Two leaders locked in a death struggle—with one refusing to fight
1 Samuel 24:11–12 “I have not wronged you, but you are hunting me down to take my life. May the LORD judge between you and me.”
In the winter of 1777, America had two armies. One lived in comfortable homes in Philadelphia. The other camped in the snow in the hills to the northwest, at a place called Valley Forge. One showed impeccable discipline. The other tried desperately to keep its untrained recruits from deserting. One was supplied by ship with every luxury. The other fought frostbite because its soldiers had no boots.
In sum, one army had everything it could want to weather a cold winter and a war, while the other hung by a thread. Who could have thought, seeing the two, that within three years the army with nothing would defeat the army with everything?
The impoverished American army could never go head-on against the crack British forces. But it could always outwait them. George Washington’s army had the support of the American people, while the British army, for all its strength, was far from home. The British had to win decisively, putting an end to the rebellion. The Americans merely had to survive and outlast them.

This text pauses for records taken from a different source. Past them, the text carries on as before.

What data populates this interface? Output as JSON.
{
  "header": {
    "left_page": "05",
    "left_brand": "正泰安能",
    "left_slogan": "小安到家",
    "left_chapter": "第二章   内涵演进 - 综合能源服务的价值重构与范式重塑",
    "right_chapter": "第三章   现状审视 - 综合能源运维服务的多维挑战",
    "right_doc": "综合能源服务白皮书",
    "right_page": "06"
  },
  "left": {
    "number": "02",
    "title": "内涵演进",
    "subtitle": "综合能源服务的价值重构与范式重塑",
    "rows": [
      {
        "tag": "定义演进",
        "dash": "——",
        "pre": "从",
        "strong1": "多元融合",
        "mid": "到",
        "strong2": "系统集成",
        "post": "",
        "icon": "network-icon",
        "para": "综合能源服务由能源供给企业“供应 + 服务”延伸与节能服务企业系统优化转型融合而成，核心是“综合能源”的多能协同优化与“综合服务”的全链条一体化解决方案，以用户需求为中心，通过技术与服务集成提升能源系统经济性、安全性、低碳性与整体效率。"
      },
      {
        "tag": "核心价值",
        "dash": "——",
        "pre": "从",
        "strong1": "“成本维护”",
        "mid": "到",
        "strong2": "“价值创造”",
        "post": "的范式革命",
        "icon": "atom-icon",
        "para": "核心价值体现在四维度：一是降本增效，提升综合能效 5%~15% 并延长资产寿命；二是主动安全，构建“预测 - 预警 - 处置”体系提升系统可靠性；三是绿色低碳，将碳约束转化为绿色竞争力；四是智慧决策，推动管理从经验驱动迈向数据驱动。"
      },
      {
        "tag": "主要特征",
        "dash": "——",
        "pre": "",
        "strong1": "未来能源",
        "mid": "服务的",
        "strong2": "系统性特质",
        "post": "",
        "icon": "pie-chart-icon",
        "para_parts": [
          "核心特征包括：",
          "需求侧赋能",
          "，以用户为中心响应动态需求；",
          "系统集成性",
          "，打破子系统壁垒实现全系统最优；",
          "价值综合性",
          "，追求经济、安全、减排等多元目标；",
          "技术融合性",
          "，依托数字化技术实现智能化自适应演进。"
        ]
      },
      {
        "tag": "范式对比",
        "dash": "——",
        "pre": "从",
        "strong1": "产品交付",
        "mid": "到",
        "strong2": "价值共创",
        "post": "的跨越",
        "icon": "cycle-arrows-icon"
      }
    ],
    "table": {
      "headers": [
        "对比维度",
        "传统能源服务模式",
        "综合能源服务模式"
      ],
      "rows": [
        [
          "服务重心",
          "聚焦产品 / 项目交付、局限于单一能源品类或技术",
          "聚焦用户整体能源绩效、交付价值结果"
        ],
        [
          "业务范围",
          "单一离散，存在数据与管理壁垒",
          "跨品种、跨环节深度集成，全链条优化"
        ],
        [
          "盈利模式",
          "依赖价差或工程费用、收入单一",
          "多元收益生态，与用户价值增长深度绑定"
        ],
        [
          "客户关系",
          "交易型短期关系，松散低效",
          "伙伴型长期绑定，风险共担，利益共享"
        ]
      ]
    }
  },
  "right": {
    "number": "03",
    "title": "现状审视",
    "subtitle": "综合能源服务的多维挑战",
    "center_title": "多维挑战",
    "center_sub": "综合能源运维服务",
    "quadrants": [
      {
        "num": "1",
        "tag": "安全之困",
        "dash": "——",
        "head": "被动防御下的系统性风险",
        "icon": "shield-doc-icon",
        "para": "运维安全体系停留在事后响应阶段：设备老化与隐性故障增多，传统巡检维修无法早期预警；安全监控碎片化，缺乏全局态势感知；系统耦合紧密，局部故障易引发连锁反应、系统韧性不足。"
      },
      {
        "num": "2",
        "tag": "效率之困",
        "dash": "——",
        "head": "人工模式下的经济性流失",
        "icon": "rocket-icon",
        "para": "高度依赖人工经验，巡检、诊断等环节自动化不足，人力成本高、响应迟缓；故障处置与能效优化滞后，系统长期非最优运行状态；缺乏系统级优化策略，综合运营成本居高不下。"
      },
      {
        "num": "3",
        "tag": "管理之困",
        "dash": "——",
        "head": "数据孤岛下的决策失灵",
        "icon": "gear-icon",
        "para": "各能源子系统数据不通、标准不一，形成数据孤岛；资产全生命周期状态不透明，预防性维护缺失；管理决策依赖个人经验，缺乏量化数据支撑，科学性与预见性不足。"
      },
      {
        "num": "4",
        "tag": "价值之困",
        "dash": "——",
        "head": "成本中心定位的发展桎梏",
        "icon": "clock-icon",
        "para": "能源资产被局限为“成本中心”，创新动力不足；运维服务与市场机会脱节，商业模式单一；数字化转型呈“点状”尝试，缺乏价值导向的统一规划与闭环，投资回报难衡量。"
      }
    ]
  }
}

Washington was a military genius not at battle tactics, but at a more fundamental necessity: encouraging his men to fight on. One-quarter of them died of cold and disease that bitter winter at Valley Forge. Only his personal strength held the miserable army together. That was the key to victory.
Two Kings in Israel
David and his followers lived in a similar situation. Saul was the right and proper king, living in luxury. David had been secretly anointed as his replacement, but he lived in the desert, scrabbling to survive. Saul had a professional army, David a small band composed of family members and an assortment of outlaws.
Twice Saul accidentally fell into David’s hands, but David refused to kill him. He felt that would violate God’s will. He would not use his sword to become king. He fought not to win but to survive.
Survival was not easy. You can read between the lines of 1 Samuel 21—31 and see a great drama unfolding. Saul is clearly deteriorating. Can David hold on long enough to outlast him?
At first David ran from one place to another, alone and completely vulnerable. Then, after a few hundred supporters joined him, the local people turned the rebels in twice (see 1 Samuel 23:19; 26:1). Perhaps they feared that Saul would slaughter them the way he had the Nob priests (see 1 Samuel 22:6–23).
David survived and managed to keep his army intact. He even built popular support by providing military protection to his neighbors. But eventually he saw that his position was impossible. “One of these days I will be destroyed by the hand of Saul,” he thought (1 Samuel 27:1). He left Israel and became, with his army, a hired soldier for one of the Philistine kings.
Sooner or later David’s double-agent act would have been found out. In fact, when the Philistines planned a major military effort against Israel, David barely escaped having to fight his own people.
Time on His Side
David believed God’s promise even when his situation looked very bad. He would wait for God’s timing. God had anointed him king, and he trusted God to vindicate him.
A sense of timing, people say, is essential to leadership. You must know when to act boldly and when to wait patiently; when to bend and when to stand firm. David had that critical sense of timing because he trusted God’s control of events.
What makes you impatient? What can you learn about patience from David’s life?